For the first time, scientists have observed a chemical interaction between two biomolecules.
Using the X-ray laser at the Department of Energy’s SLAC National Accelerator Laboratory, scientists imaged a biomolecule as it flipped an RNA “switch,” a mechanism that controls the production of proteins.
“Previous experiments at SLAC’s X-ray laser have studied biological reactions like photosynthesis that are triggered by light,” lead researcher Yun-Xing Wang, a structural biologist at the National Cancer Institute’s Center for Cancer Research, said in a news release. “But this is the first to observe one that is triggered by the chemical interaction of two biomolecules in real time and at the atomic scale.”
The ability to watch biochemical processes play out in real time was made possible by SLAC’s X-ray free-electron laser.
“This really demonstrates the unique capability that X-ray free-electron lasers offer that no current technology, or any other technology on the horizon, can do,” Wang said. “It’s like you have a camera with a very fast shutter speed, so you can catch every move of the biomolecules in action.”
Scientists hope their latest findings — detailed in the journal Nature — and the technology that made it possible will pave the way for an improved understanding of riboswitches.
Riboswitches and other RNA mechanisms are genetic interpreters, translating DNA into biochemical instructions for the production of the proteins that fuel the biological processes that sustain life.
Understanding how RNA mechanisms regulate biological process could help scientists identify where and how switches sometimes fail, and how these malfunction yield diseases like cancer.
Wang and his colleagues looked at a specific riboswitch in the bacterium Vibrio vulnificus — a switch that regulates the abundance of adenine.

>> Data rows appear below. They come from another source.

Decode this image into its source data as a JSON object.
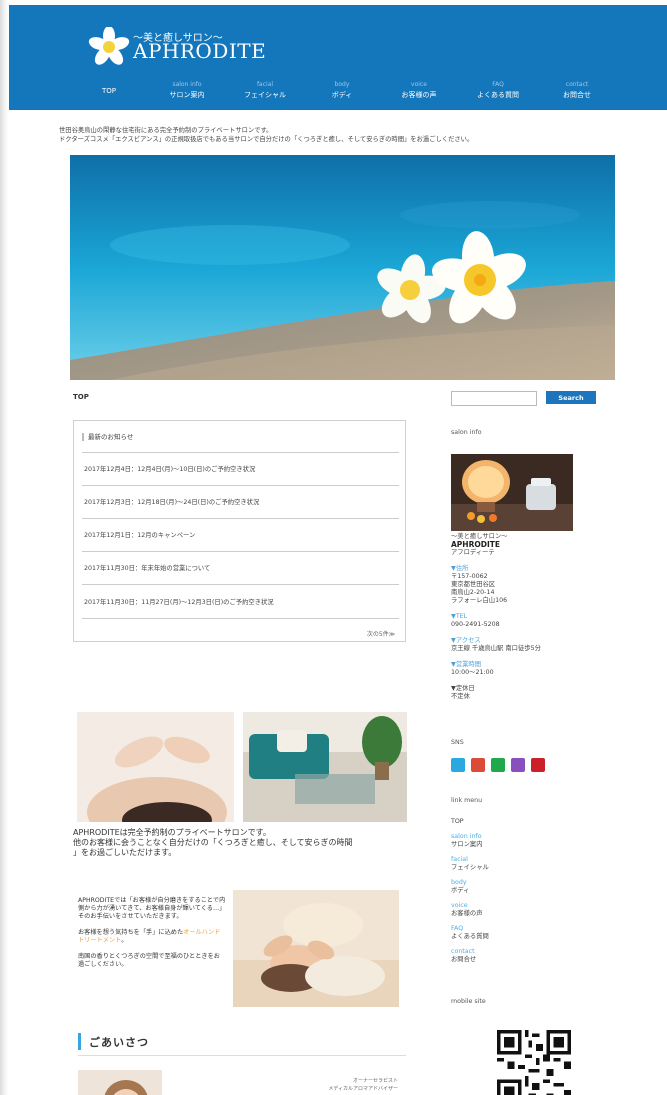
{
  "header": {
    "tagline": "〜美と癒しサロン〜",
    "brand": "APHRODITE",
    "colors": {
      "bar": "#1477bc"
    },
    "nav": [
      {
        "en": "",
        "jp": "TOP"
      },
      {
        "en": "salon info",
        "jp": "サロン案内"
      },
      {
        "en": "facial",
        "jp": "フェイシャル"
      },
      {
        "en": "body",
        "jp": "ボディ"
      },
      {
        "en": "voice",
        "jp": "お客様の声"
      },
      {
        "en": "FAQ",
        "jp": "よくある質問"
      },
      {
        "en": "contact",
        "jp": "お問合せ"
      }
    ]
  },
  "intro": {
    "line1": "世田谷奥烏山の閑静な住宅街にある完全予約制のプライベートサロンです。",
    "line2": "ドクターズコスメ「エクスビアンス」の正規取扱店でもある当サロンで自分だけの「くつろぎと癒し、そして安らぎの時間」をお過ごしください。"
  },
  "breadcrumb": "TOP",
  "search": {
    "placeholder": "",
    "button": "Search"
  },
  "news": {
    "title": "最新のお知らせ",
    "items": [
      "2017年12月4日：12月4日(月)〜10日(日)のご予約空き状況",
      "2017年12月3日：12月18日(月)〜24日(日)のご予約空き状況",
      "2017年12月1日：12月のキャンペーン",
      "2017年11月30日：年末年始の営業について",
      "2017年11月30日：11月27日(月)〜12月3日(日)のご予約空き状況"
    ],
    "more": "次の5件≫"
  },
  "sidebar": {
    "salon_info_head": "salon info",
    "tagline": "〜美と癒しサロン〜",
    "brand": "APHRODITE",
    "kana": "アフロディーテ",
    "address_label": "▼住所",
    "address": [
      "〒157-0062",
      "東京都世田谷区",
      "南烏山2-20-14",
      "ラフォーレ白山106"
    ],
    "tel_label": "▼TEL",
    "tel": "090-2491-5208",
    "access_label": "▼アクセス",
    "access": "京王線 千歳烏山駅 南口徒歩5分",
    "hours_label": "▼営業時間",
    "hours": "10:00〜21:00",
    "holiday_label": "▼定休日",
    "holiday": "不定休",
    "sns_head": "SNS",
    "sns": [
      {
        "icon": "twitter-icon",
        "color": "#2aa9e0",
        "glyph": "t"
      },
      {
        "icon": "google-plus-icon",
        "color": "#dc4a38",
        "glyph": "G+"
      },
      {
        "icon": "line-icon",
        "color": "#1fa84c",
        "glyph": "L"
      },
      {
        "icon": "instagram-icon",
        "color": "#8a4fbf",
        "glyph": "◎"
      },
      {
        "icon": "pinterest-icon",
        "color": "#cb2027",
        "glyph": "P"
      }
    ],
    "link_menu_head": "link menu",
    "links": [
      {
        "en": "",
        "jp": "TOP"
      },
      {
        "en": "salon info",
        "jp": "サロン案内"
      },
      {
        "en": "facial",
        "jp": "フェイシャル"
      },
      {
        "en": "body",
        "jp": "ボディ"
      },
      {
        "en": "voice",
        "jp": "お客様の声"
      },
      {
        "en": "FAQ",
        "jp": "よくある質問"
      },
      {
        "en": "contact",
        "jp": "お問合せ"
      }
    ],
    "mobile_head": "mobile site"
  },
  "lead": {
    "line1": "APHRODITEは完全予約制のプライベートサロンです。",
    "line2": "他のお客様に会うことなく自分だけの「くつろぎと癒し、そして安らぎの時間",
    "line3": "」をお過ごしいただけます。"
  },
  "body_text": {
    "p1": "APHRODITEでは「お客様が自分磨きをすることで内側から力が湧いてきて、お客様自身が輝いてくる…」そのお手伝いをさせていただきます。",
    "p2_before": "お客様を想う気持ちを「手」に込めた",
    "p2_link": "オールハンドトリートメント",
    "p2_after": "。",
    "p3": "南国の香りとくつろぎの空間で至福のひとときをお過ごしください。"
  },
  "greeting": {
    "title": "ごあいさつ",
    "owner_line1": "オーナーセラピスト",
    "owner_line2": "メディカルアロマアドバイザー"
  }
}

Too much adenine triggers the riboswitch to shut down production of the molecule.
To see the mechanism in action, researchers incorporated millions of synthetic riboswitch copies into nanocrystals and then mixed the nanocrystals with a solution containing adenine. The adenine molecules quickly penetrated the nanocrystals and flipped the switches. Scientists likened the simultaneous flipping of millions of riboswitches to the coordinated movements of synchronized swimmers.

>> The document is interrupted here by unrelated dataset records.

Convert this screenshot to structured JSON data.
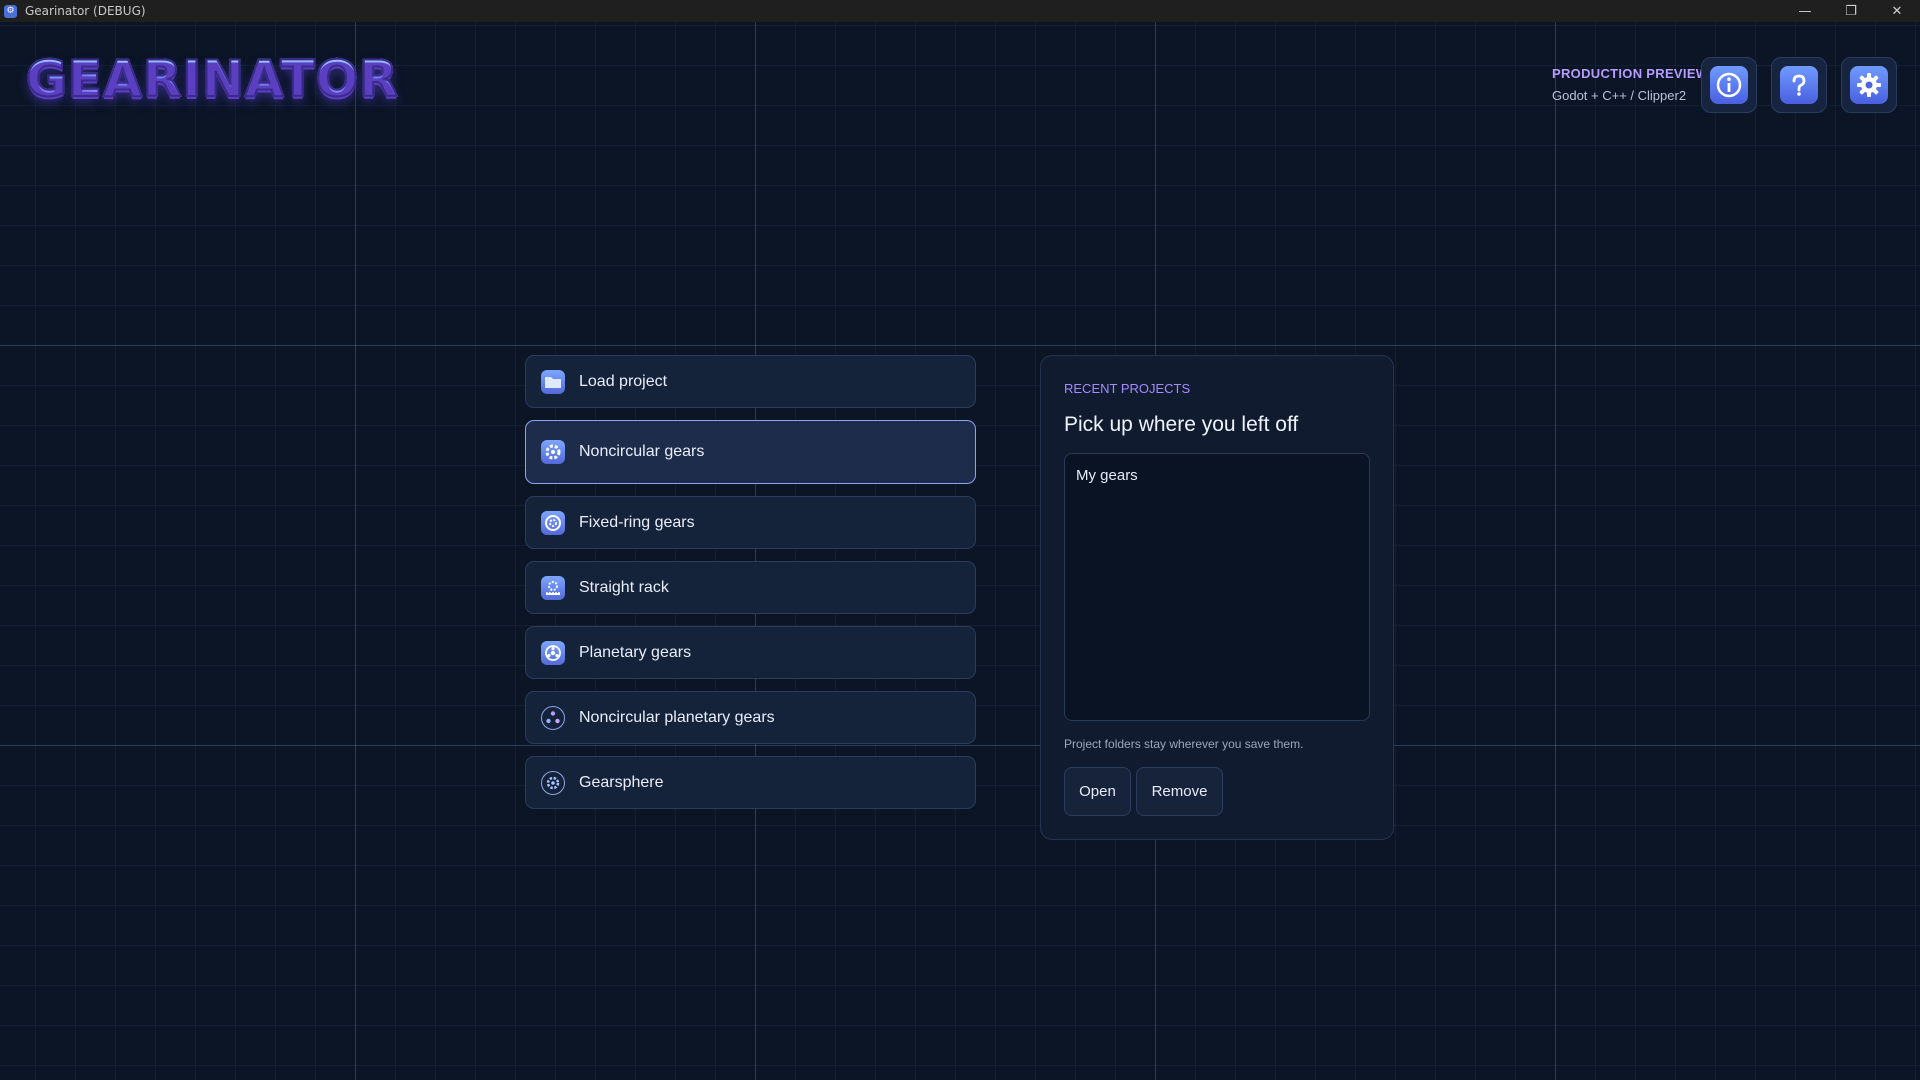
{
  "window": {
    "title": "Gearinator (DEBUG)",
    "controls": [
      "minimize",
      "restore",
      "close"
    ]
  },
  "logo": {
    "text": "GEARINATOR"
  },
  "header": {
    "preview_title": "PRODUCTION PREVIEW",
    "preview_subtitle": "Godot + C++ / Clipper2",
    "buttons": [
      {
        "name": "info",
        "icon": "info-icon"
      },
      {
        "name": "help",
        "icon": "help-icon"
      },
      {
        "name": "settings",
        "icon": "gear-icon"
      }
    ]
  },
  "menu": {
    "items": [
      {
        "label": "Load project",
        "icon": "folder-icon",
        "selected": false
      },
      {
        "label": "Noncircular gears",
        "icon": "gear-icon",
        "selected": true
      },
      {
        "label": "Fixed-ring gears",
        "icon": "ring-gear-icon",
        "selected": false
      },
      {
        "label": "Straight rack",
        "icon": "rack-icon",
        "selected": false
      },
      {
        "label": "Planetary gears",
        "icon": "planetary-icon",
        "selected": false
      },
      {
        "label": "Noncircular planetary gears",
        "icon": "noncircular-planetary-icon",
        "selected": false
      },
      {
        "label": "Gearsphere",
        "icon": "gearsphere-icon",
        "selected": false
      }
    ]
  },
  "recent": {
    "kicker": "RECENT PROJECTS",
    "title": "Pick up where you left off",
    "items": [
      "My gears"
    ],
    "note": "Project folders stay wherever you save them.",
    "open_label": "Open",
    "remove_label": "Remove"
  },
  "colors": {
    "background": "#0b1526",
    "accent": "#a48bff",
    "icon_gradient_top": "#7da6ff",
    "icon_gradient_bottom": "#5369d8"
  }
}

High-speed X-ray laser pulses offered scientists a play-by-play of the chemical interaction.
Scientists were surprised to find the flipping of the riboswitches caused the nanocrystals to change shape.

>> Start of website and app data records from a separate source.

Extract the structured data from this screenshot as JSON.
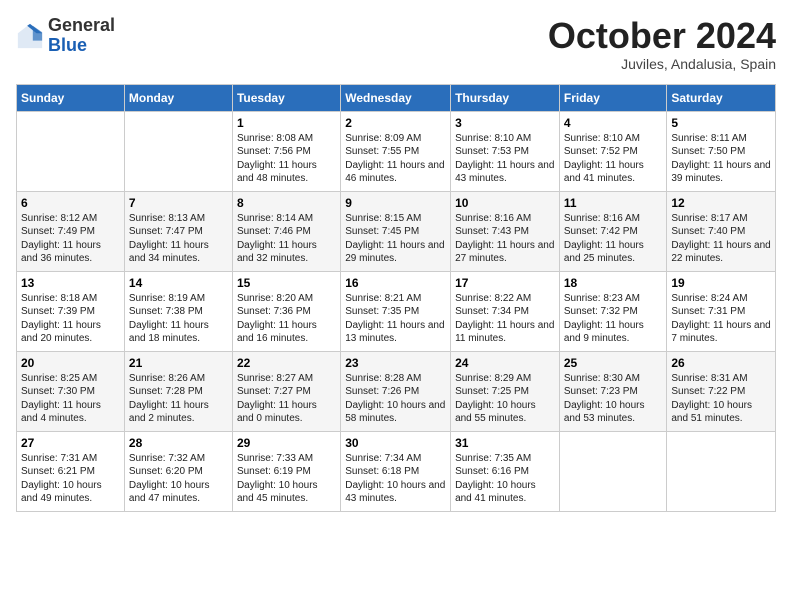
{
  "header": {
    "logo_general": "General",
    "logo_blue": "Blue",
    "month_title": "October 2024",
    "location": "Juviles, Andalusia, Spain"
  },
  "columns": [
    "Sunday",
    "Monday",
    "Tuesday",
    "Wednesday",
    "Thursday",
    "Friday",
    "Saturday"
  ],
  "weeks": [
    [
      {
        "day": "",
        "detail": ""
      },
      {
        "day": "",
        "detail": ""
      },
      {
        "day": "1",
        "detail": "Sunrise: 8:08 AM\nSunset: 7:56 PM\nDaylight: 11 hours and 48 minutes."
      },
      {
        "day": "2",
        "detail": "Sunrise: 8:09 AM\nSunset: 7:55 PM\nDaylight: 11 hours and 46 minutes."
      },
      {
        "day": "3",
        "detail": "Sunrise: 8:10 AM\nSunset: 7:53 PM\nDaylight: 11 hours and 43 minutes."
      },
      {
        "day": "4",
        "detail": "Sunrise: 8:10 AM\nSunset: 7:52 PM\nDaylight: 11 hours and 41 minutes."
      },
      {
        "day": "5",
        "detail": "Sunrise: 8:11 AM\nSunset: 7:50 PM\nDaylight: 11 hours and 39 minutes."
      }
    ],
    [
      {
        "day": "6",
        "detail": "Sunrise: 8:12 AM\nSunset: 7:49 PM\nDaylight: 11 hours and 36 minutes."
      },
      {
        "day": "7",
        "detail": "Sunrise: 8:13 AM\nSunset: 7:47 PM\nDaylight: 11 hours and 34 minutes."
      },
      {
        "day": "8",
        "detail": "Sunrise: 8:14 AM\nSunset: 7:46 PM\nDaylight: 11 hours and 32 minutes."
      },
      {
        "day": "9",
        "detail": "Sunrise: 8:15 AM\nSunset: 7:45 PM\nDaylight: 11 hours and 29 minutes."
      },
      {
        "day": "10",
        "detail": "Sunrise: 8:16 AM\nSunset: 7:43 PM\nDaylight: 11 hours and 27 minutes."
      },
      {
        "day": "11",
        "detail": "Sunrise: 8:16 AM\nSunset: 7:42 PM\nDaylight: 11 hours and 25 minutes."
      },
      {
        "day": "12",
        "detail": "Sunrise: 8:17 AM\nSunset: 7:40 PM\nDaylight: 11 hours and 22 minutes."
      }
    ],
    [
      {
        "day": "13",
        "detail": "Sunrise: 8:18 AM\nSunset: 7:39 PM\nDaylight: 11 hours and 20 minutes."
      },
      {
        "day": "14",
        "detail": "Sunrise: 8:19 AM\nSunset: 7:38 PM\nDaylight: 11 hours and 18 minutes."
      },
      {
        "day": "15",
        "detail": "Sunrise: 8:20 AM\nSunset: 7:36 PM\nDaylight: 11 hours and 16 minutes."
      },
      {
        "day": "16",
        "detail": "Sunrise: 8:21 AM\nSunset: 7:35 PM\nDaylight: 11 hours and 13 minutes."
      },
      {
        "day": "17",
        "detail": "Sunrise: 8:22 AM\nSunset: 7:34 PM\nDaylight: 11 hours and 11 minutes."
      },
      {
        "day": "18",
        "detail": "Sunrise: 8:23 AM\nSunset: 7:32 PM\nDaylight: 11 hours and 9 minutes."
      },
      {
        "day": "19",
        "detail": "Sunrise: 8:24 AM\nSunset: 7:31 PM\nDaylight: 11 hours and 7 minutes."
      }
    ],
    [
      {
        "day": "20",
        "detail": "Sunrise: 8:25 AM\nSunset: 7:30 PM\nDaylight: 11 hours and 4 minutes."
      },
      {
        "day": "21",
        "detail": "Sunrise: 8:26 AM\nSunset: 7:28 PM\nDaylight: 11 hours and 2 minutes."
      },
      {
        "day": "22",
        "detail": "Sunrise: 8:27 AM\nSunset: 7:27 PM\nDaylight: 11 hours and 0 minutes."
      },
      {
        "day": "23",
        "detail": "Sunrise: 8:28 AM\nSunset: 7:26 PM\nDaylight: 10 hours and 58 minutes."
      },
      {
        "day": "24",
        "detail": "Sunrise: 8:29 AM\nSunset: 7:25 PM\nDaylight: 10 hours and 55 minutes."
      },
      {
        "day": "25",
        "detail": "Sunrise: 8:30 AM\nSunset: 7:23 PM\nDaylight: 10 hours and 53 minutes."
      },
      {
        "day": "26",
        "detail": "Sunrise: 8:31 AM\nSunset: 7:22 PM\nDaylight: 10 hours and 51 minutes."
      }
    ],
    [
      {
        "day": "27",
        "detail": "Sunrise: 7:31 AM\nSunset: 6:21 PM\nDaylight: 10 hours and 49 minutes."
      },
      {
        "day": "28",
        "detail": "Sunrise: 7:32 AM\nSunset: 6:20 PM\nDaylight: 10 hours and 47 minutes."
      },
      {
        "day": "29",
        "detail": "Sunrise: 7:33 AM\nSunset: 6:19 PM\nDaylight: 10 hours and 45 minutes."
      },
      {
        "day": "30",
        "detail": "Sunrise: 7:34 AM\nSunset: 6:18 PM\nDaylight: 10 hours and 43 minutes."
      },
      {
        "day": "31",
        "detail": "Sunrise: 7:35 AM\nSunset: 6:16 PM\nDaylight: 10 hours and 41 minutes."
      },
      {
        "day": "",
        "detail": ""
      },
      {
        "day": "",
        "detail": ""
      }
    ]
  ]
}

“To me it’s still a mystery how the crystal managed to do that,” said Soichi Wakatsuki, a professor at the Stanford School of Medicine who did not participate in the research. “This actually opens up a lot of new possibilities and gives us a new way to look at how RNA and proteins interact with small molecules, so this is very exciting.”